*Required work*. From first line to last, give the records again word for word and omit the pictures.

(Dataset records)
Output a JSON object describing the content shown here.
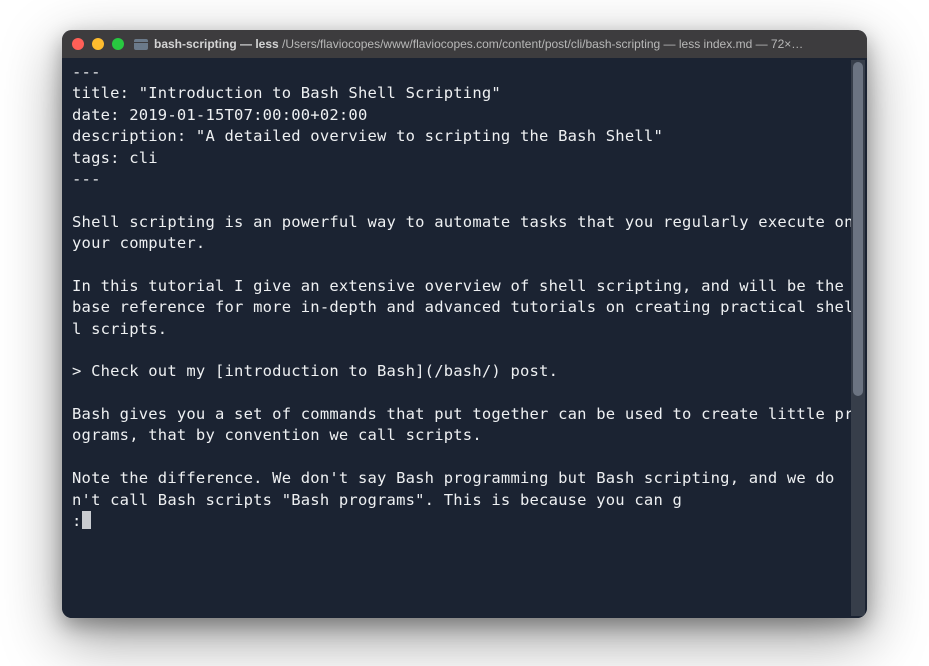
{
  "titlebar": {
    "process": "bash-scripting — less",
    "path": "/Users/flaviocopes/www/flaviocopes.com/content/post/cli/bash-scripting — less index.md — 72×…"
  },
  "content": {
    "lines": [
      "---",
      "title: \"Introduction to Bash Shell Scripting\"",
      "date: 2019-01-15T07:00:00+02:00",
      "description: \"A detailed overview to scripting the Bash Shell\"",
      "tags: cli",
      "---",
      "",
      "Shell scripting is an powerful way to automate tasks that you regularly execute on your computer.",
      "",
      "In this tutorial I give an extensive overview of shell scripting, and will be the base reference for more in-depth and advanced tutorials on creating practical shell scripts.",
      "",
      "> Check out my [introduction to Bash](/bash/) post.",
      "",
      "Bash gives you a set of commands that put together can be used to create little programs, that by convention we call scripts.",
      "",
      "Note the difference. We don't say Bash programming but Bash scripting, and we don't call Bash scripts \"Bash programs\". This is because you can g"
    ],
    "prompt": ":"
  }
}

*Exercise output*.
Output a JSON object describing the content shown here.
{
  "titlebar": {
    "process": "bash-scripting — less",
    "path": "/Users/flaviocopes/www/flaviocopes.com/content/post/cli/bash-scripting — less index.md — 72×…"
  },
  "content": {
    "lines": [
      "---",
      "title: \"Introduction to Bash Shell Scripting\"",
      "date: 2019-01-15T07:00:00+02:00",
      "description: \"A detailed overview to scripting the Bash Shell\"",
      "tags: cli",
      "---",
      "",
      "Shell scripting is an powerful way to automate tasks that you regularly execute on your computer.",
      "",
      "In this tutorial I give an extensive overview of shell scripting, and will be the base reference for more in-depth and advanced tutorials on creating practical shell scripts.",
      "",
      "> Check out my [introduction to Bash](/bash/) post.",
      "",
      "Bash gives you a set of commands that put together can be used to create little programs, that by convention we call scripts.",
      "",
      "Note the difference. We don't say Bash programming but Bash scripting, and we don't call Bash scripts \"Bash programs\". This is because you can g"
    ],
    "prompt": ":"
  }
}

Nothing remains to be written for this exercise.